A Summer Reading Forecast
One can be assured of very few things these days. But I will hazard three certainties for the next three months. Tomatoes will ripen. People will think about sex. And articles about how no one reads anymore will be published.
The "death of reading" march goes across our browsers, but in the publishing world, books still needs to be sold. Hence Book Expo America, the yearly meet-and-greet in the cavernous New York City Javitz convention center. The past two years of BEA were deemed "grim," as publishers worried about the internet and declining sales. But this year, the consensus seemed to be that things are "not as bad as we feared." In these recessed times, that counts for something.
I attended BEA for the first time and with great enthusiasm, but, as always when I am surrounded by thousands of strangers, I found myself seeking quiet corners to read instead of packed author breakfasts starring Barbra Streisand. From the aisles upon aisles of publishers, I gleaned certain things. Among them:

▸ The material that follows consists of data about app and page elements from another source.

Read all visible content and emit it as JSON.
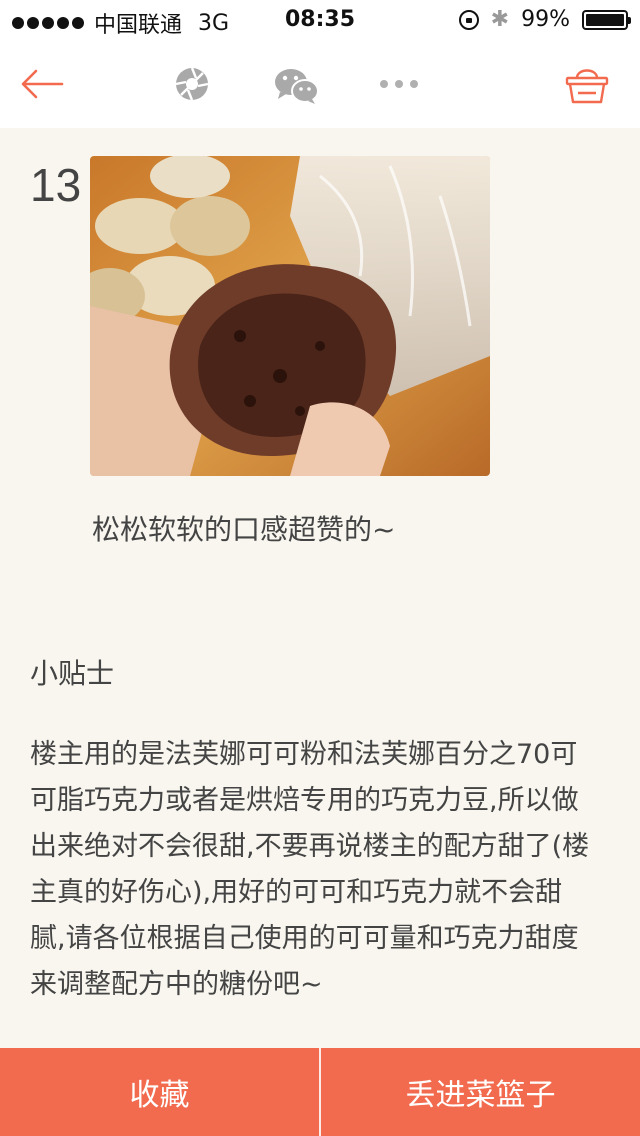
{
  "status_bar": {
    "carrier": "中国联通",
    "network": "3G",
    "time": "08:35",
    "battery": "99%"
  },
  "nav": {
    "back_icon": "arrow-left-icon",
    "icons": [
      "camera-aperture-icon",
      "wechat-icon",
      "more-dots-icon",
      "basket-icon"
    ],
    "accent_color": "#f26b4f"
  },
  "step": {
    "number": "13",
    "caption": "松松软软的口感超赞的~"
  },
  "tips": {
    "heading": "小贴士",
    "lines": [
      "楼主用的是法芙娜可可粉和法芙娜百分之70可",
      "可脂巧克力或者是烘焙专用的巧克力豆,所以做",
      "出来绝对不会很甜,不要再说楼主的配方甜了(楼",
      "主真的好伤心),用好的可可和巧克力就不会甜",
      "腻,请各位根据自己使用的可可量和巧克力甜度",
      "来调整配方中的糖份吧~"
    ]
  },
  "bottom_bar": {
    "favorite_label": "收藏",
    "add_basket_label": "丢进菜篮子",
    "color": "#f26b4f"
  }
}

1. People are still reading. And they bucking every prognostication by choosing to read really, really long books. The buzziest book of BEA-the book advertised on the badges we all wore around our necks, in fact-is Justin Cronin's The Passage. The novel features vampires, a post-apocalyptic America, some secret government conspiracy, and viruses. It is just shy of 800 pages and pre-publication word is that it delights all the brows: high, middle, and low. We will probably all be pretty tired of The Passage by August (and certainly by the time the Ridley Scott movie comes out). And yet I feel certain that many of us will lose at least a few days inside Cronin's universe; this one will be a hit.

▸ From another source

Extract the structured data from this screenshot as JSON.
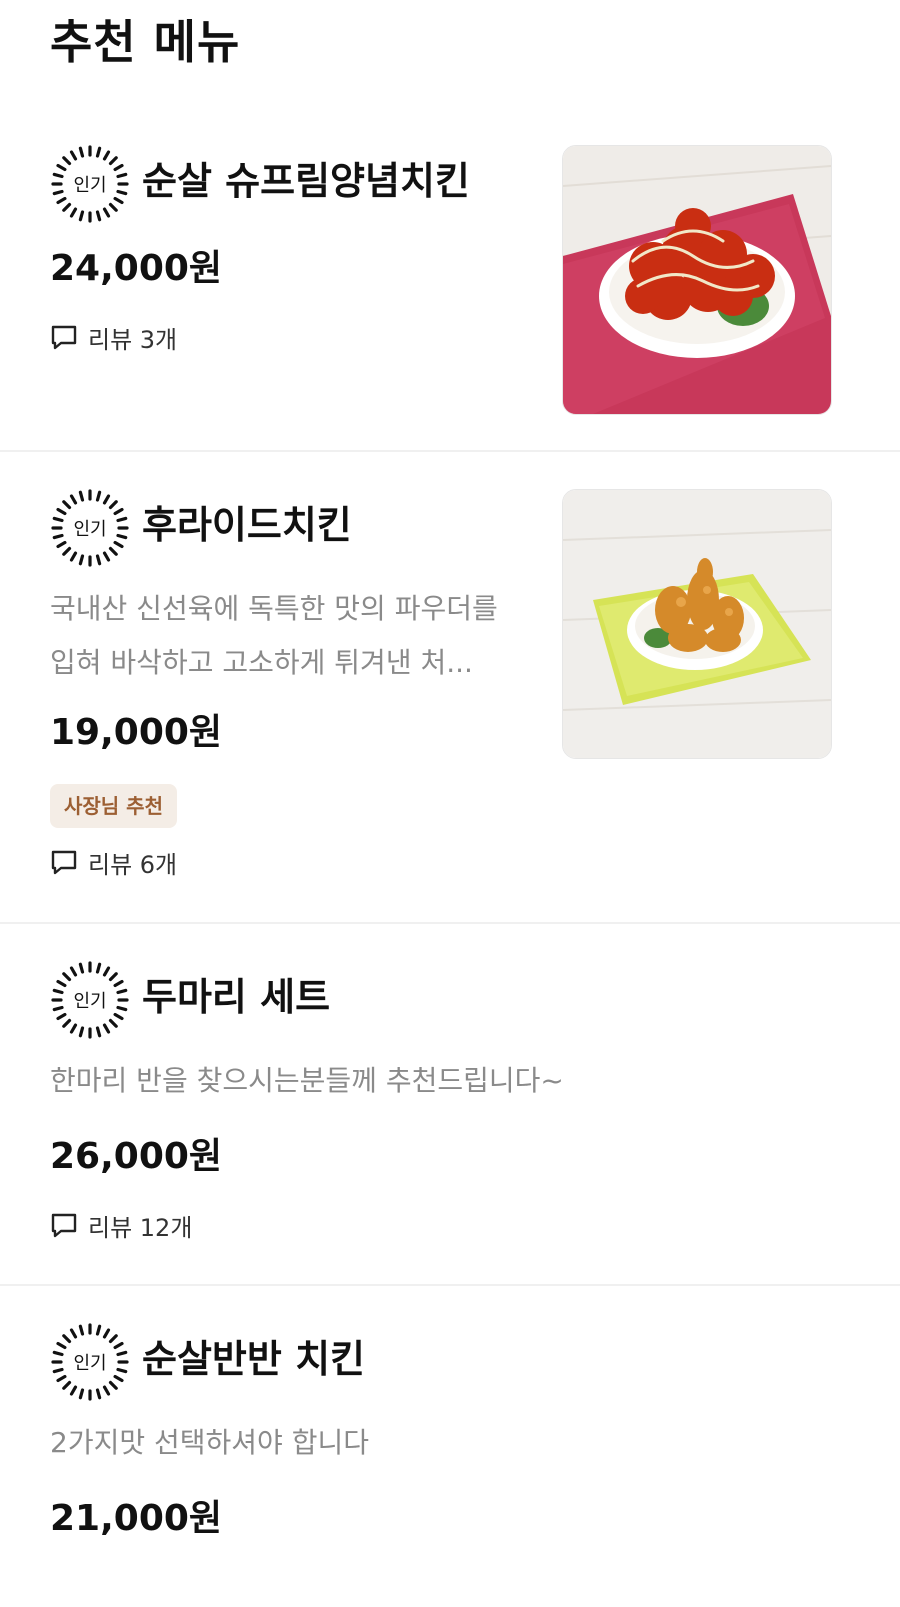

2. Literary novels continue to have both buzz and cache. Leading the pack is Julia Orringer's The Invisible Bridge. In a Los Angeles Times review of the book, Tim Rutten writes, "If you're still looking for a ‘big' novel to carry into the summer holidays-one in which you can lose yourself without the guilty suspicion that you're slumming-then Julie Orringer's "The Invisible Bridge" is the book you want. " Orringer's novel about Hungarian Jews during World War II will not only be great, it will also class up your beach towel.
3. It can be hard to find the independents. Where do you get the lowdown on that quirky book you know you would love, if only you knew about it? Not at Expo. Thanks, then, for TheRumpus.net, a lively literary webmagazine, has rolled out a new book club that offers a monthly selection of great lesser-touted titles and a chance to talk about the books with like-minded folks.

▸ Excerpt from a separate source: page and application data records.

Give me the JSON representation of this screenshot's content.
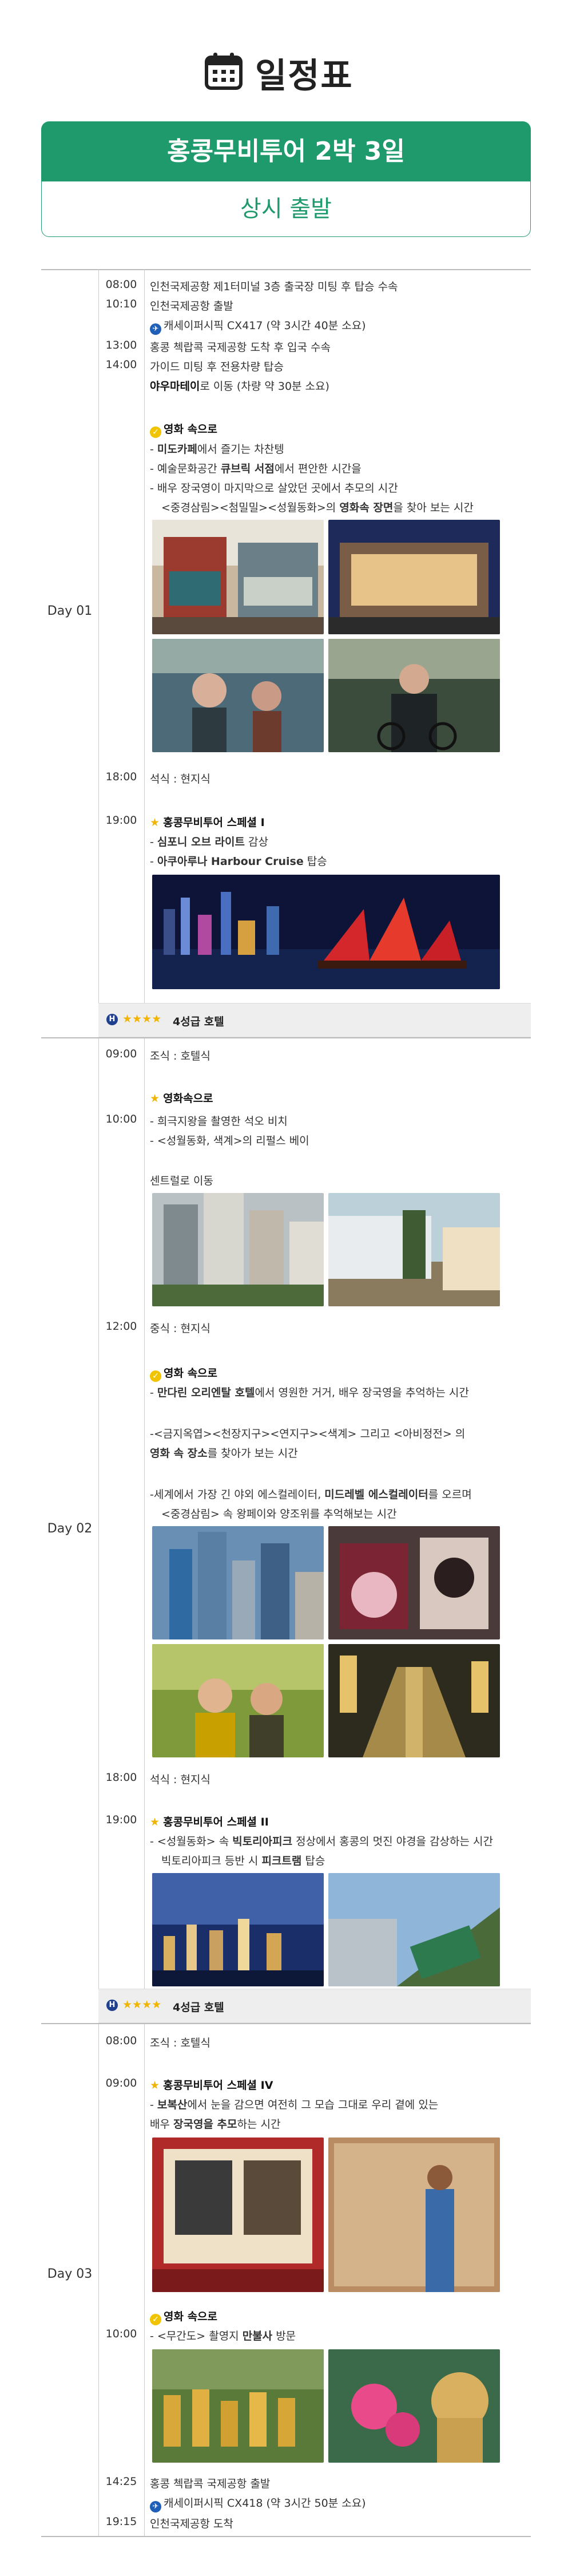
{
  "header": {
    "title": "일정표",
    "banner": "홍콩무비투어 2박 3일",
    "departure": "상시 출발"
  },
  "days": {
    "d1": "Day 01",
    "d2": "Day 02",
    "d3": "Day 03"
  },
  "d1": {
    "t1": "08:00",
    "r1": "인천국제공항 제1터미널 3층 출국장 미팅 후 탑승 수속",
    "t2": "10:10",
    "r2": "인천국제공항 출발",
    "r3": "캐세이퍼시픽 CX417 (약 3시간 40분 소요)",
    "t4": "13:00",
    "r4": "홍콩 첵랍콕 국제공항 도착 후 입국 수속",
    "t5": "14:00",
    "r5": "가이드 미팅 후 전용차량 탑승",
    "r6a": "야우마테이",
    "r6b": "로 이동 (차량 약 30분 소요)",
    "m_title": "영화 속으로",
    "m1a": "- ",
    "m1b": "미도카페",
    "m1c": "에서 즐기는 차찬텡",
    "m2a": "- 예술문화공간 ",
    "m2b": "큐브릭 서점",
    "m2c": "에서 편안한 시간을",
    "m3": "- 배우 장국영이 마지막으로 살았던 곳에서 추모의 시간",
    "m4a": "<중경삼림><첨밀밀><성월동화>의 ",
    "m4b": "영화속 장면",
    "m4c": "을 찾아 보는 시간",
    "t7": "18:00",
    "r7": "석식 : 현지식",
    "t8": "19:00",
    "sp_title": "홍콩무비투어 스페셜 I",
    "sp1a": "- ",
    "sp1b": "심포니 오브 라이트",
    "sp1c": " 감상",
    "sp2a": "- ",
    "sp2b": "아쿠아루나 Harbour Cruise",
    "sp2c": " 탑승",
    "hotel": "4성급 호텔"
  },
  "d2": {
    "t1": "09:00",
    "r1": "조식 : 호텔식",
    "t2": "10:00",
    "m_title": "영화속으로",
    "m1": "-  희극지왕을 촬영한 석오 비치",
    "m2": "-  <성월동화, 색계>의 리펄스 베이",
    "m3": "센트럴로 이동",
    "t3": "12:00",
    "r3": "중식 : 현지식",
    "m2_title": "영화 속으로",
    "n1a": "- ",
    "n1b": "만다린 오리엔탈 호텔",
    "n1c": "에서 영원한 거거, 배우 장국영을 추억하는 시간",
    "n2a": "-<금지옥엽><천장지구><연지구><색계> 그리고 <아비정전> 의",
    "n2b": "영화 속 장소",
    "n2c": "를 찾아가 보는 시간",
    "n3a": "-세계에서 가장 긴 야외 에스컬레이터, ",
    "n3b": "미드레벨 에스컬레이터",
    "n3c": "를 오르며",
    "n4": "<중경삼림> 속 왕페이와 양조위를 추억해보는 시간",
    "t4": "18:00",
    "r4": "석식 : 현지식",
    "t5": "19:00",
    "sp_title": "홍콩무비투어 스페셜 II",
    "sp1a": "- <성월동화> 속 ",
    "sp1b": "빅토리아피크",
    "sp1c": " 정상에서 홍콩의 멋진 야경을 감상하는 시간",
    "sp2a": "빅토리아피크 등반 시 ",
    "sp2b": "피크트램",
    "sp2c": " 탑승",
    "hotel": "4성급 호텔"
  },
  "d3": {
    "t1": "08:00",
    "r1": "조식 : 호텔식",
    "t2": "09:00",
    "sp_title": "홍콩무비투어 스페셜 IV",
    "sp1a": "- ",
    "sp1b": "보복산",
    "sp1c": "에서 눈을 감으면 여전히 그 모습 그대로 우리 곁에 있는",
    "sp2a": "배우 ",
    "sp2b": "장국영을 추모",
    "sp2c": "하는 시간",
    "t3": "10:00",
    "m_title": "영화 속으로",
    "m1a": "- <무간도> 촬영지 ",
    "m1b": "만불사",
    "m1c": " 방문",
    "t4": "14:25",
    "r4": "홍콩 첵랍콕 국제공항 출발",
    "r5": "캐세이퍼시픽 CX418 (약 3시간 50분 소요)",
    "t6": "19:15",
    "r6": "인천국제공항 도착"
  },
  "colors": {
    "accent": "#1e9a6d",
    "star": "#f1b400",
    "airline": "#1f5fb7"
  }
}
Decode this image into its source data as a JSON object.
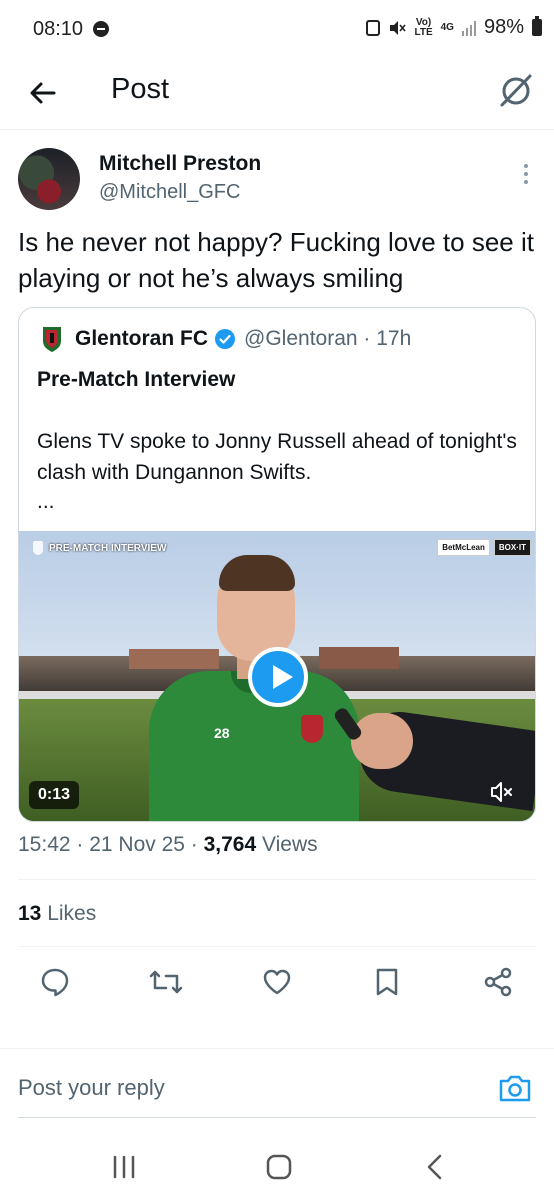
{
  "status_bar": {
    "time": "08:10",
    "volte": "Vo)",
    "lte_label": "LTE",
    "net": "4G",
    "battery": "98%"
  },
  "header": {
    "title": "Post"
  },
  "post": {
    "author_name": "Mitchell Preston",
    "author_handle": "@Mitchell_GFC",
    "text": "Is he never not happy? Fucking love to see it playing or not he’s always smiling",
    "timestamp": "15:42 · 21 Nov 25 · ",
    "views_count": "3,764",
    "views_label": " Views",
    "likes_count": "13",
    "likes_label": " Likes"
  },
  "quote": {
    "name": "Glentoran FC",
    "handle": "@Glentoran · 17h",
    "title": "Pre-Match Interview",
    "body": "Glens TV spoke to Jonny Russell ahead of tonight's  clash with Dungannon Swifts.",
    "ellipsis": "...",
    "video": {
      "overlay_label": "PRE-MATCH INTERVIEW",
      "sponsor_1": "BetMcLean",
      "sponsor_2": "BOX·IT",
      "jersey_number": "28",
      "duration": "0:13"
    }
  },
  "reply": {
    "placeholder": "Post your reply"
  },
  "colors": {
    "accent": "#1d9bf0",
    "text": "#0f1419",
    "secondary": "#536471"
  },
  "icons": [
    "back-arrow-icon",
    "grok-icon",
    "more-icon",
    "verified-icon",
    "play-icon",
    "mute-icon",
    "reply-icon",
    "repost-icon",
    "like-icon",
    "bookmark-icon",
    "share-icon",
    "camera-icon",
    "recent-apps-icon",
    "home-icon",
    "back-nav-icon"
  ]
}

4. The book form is still unwieldly for many types of writing. Poems need not be bound into the slim volumes they are now, and when it comes to short stories, why do we need 10? One great short story could stand on its own on, say, your iPhone. Long-form journalism needs venues other than the disposal daily news or the deathly-for-sales anthology. Until we invent the best delivery vehicle for these not-really-booky types of writing, though, paper between two covers will have to do. I am excited about The Fiddler In The Subway: The Story of the World-Class Violinist Who Played for Handouts…And Other Virtuoso Performances by America's Foremost Feature Writer by Gene Weingarten. Wiengarten is a brilliant feature writer for the Washington Post, and the title story, about the famous violinist Joshua Bell playing in the DC Metro, is rapidly becoming a classic of narrative non-fiction.
5. We are publishing way, way too many books. At BEA I felt this viscerally for the first time something I have suspected for awhile. We could pulp a few hundred thousand without losing any of our lively book culture. I would love to attend another BEA that advertises itself as featuring "the fewest books ever!"
So there you have it. In the meantime, let those "no one reads anymore" articles keep popping up on my search engine. I can handle them. Because for this summer at least, I will also have tomatoes to eat, sex to think about and great books to read.